Praising the young judges in developing their ethics through practice, Saakashvili explained that these people are absolutely protected by law against any illegal interference. Discouraging the “gossip television and dirty insinuations of dirty newspapers” of underestimating the reforms of the judiciary, Saakashvili stressed that the majority of Georgian people (around 60%) expresses their confidence towards the progress achieved by the system.

Analyst Vakhtang Khmaladze gave a brief explanation of the situation within the Georgian judiciary system to The Messenger. “It’s really exaggerated to claim that the system is fully independent and the statistical analysis of the court decisions would prove it,” the analyst told us. “It’s almost impossible to dispute about the criminal or administrative cases with the court officials. The process of investigation is not so developed in Georgia to prove that all the claims have been thoroughly considered by the prosecutors and that all the charges against the detainees need no additional contradiction,” Khmaladze explained.

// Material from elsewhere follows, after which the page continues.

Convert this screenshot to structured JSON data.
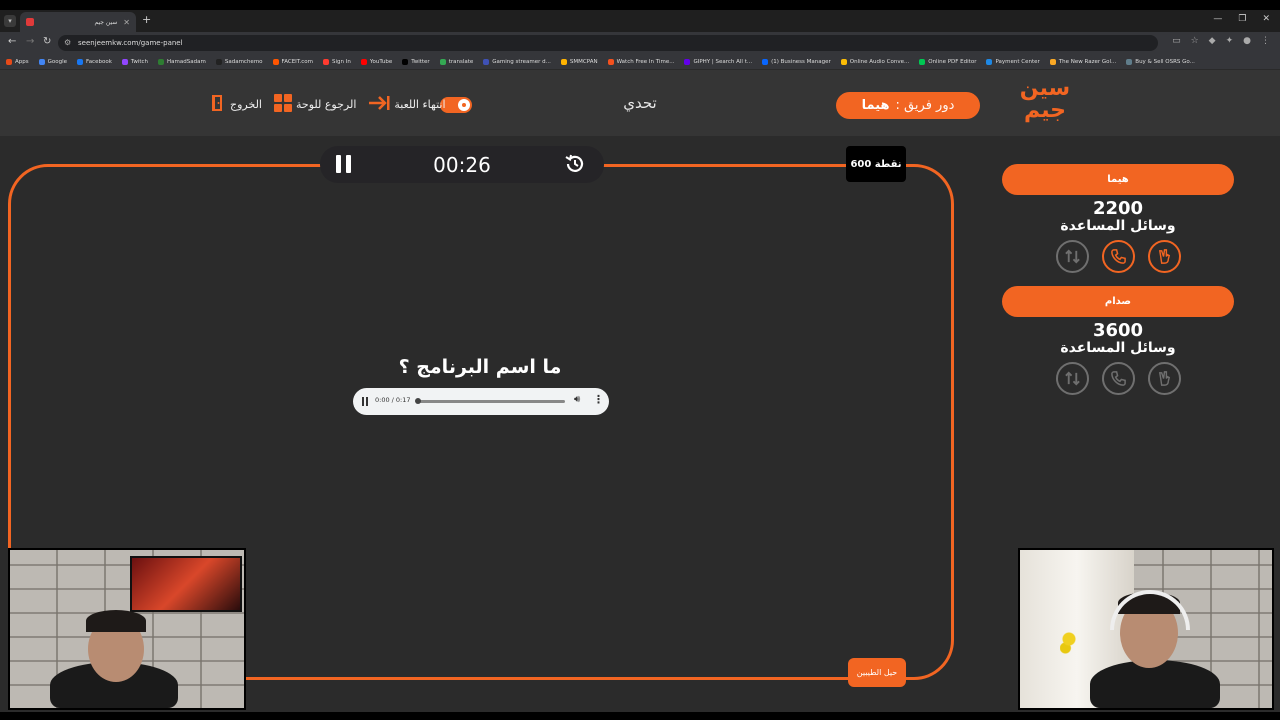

The situation is almost the same with administrative cases although the analyst could see some improvements with the constitutional court. “I may not be satisfied with all the decisions made by the constitutional court but they are always followed by the relevant explanations and leave the impression of professionalism even if someone isn’t content with the sentence,” the analyst told us. Worrying that the courts don’t fully use their authority, Khmaladze explained that there are practically no disputes among state bodies. As the analyst told The Messenger there are often cases when one particular state organ interferes with another’s authority without further complications. This all, according to Khmaladze, makes us feel that the court either lacks professionalism or depends on state policy.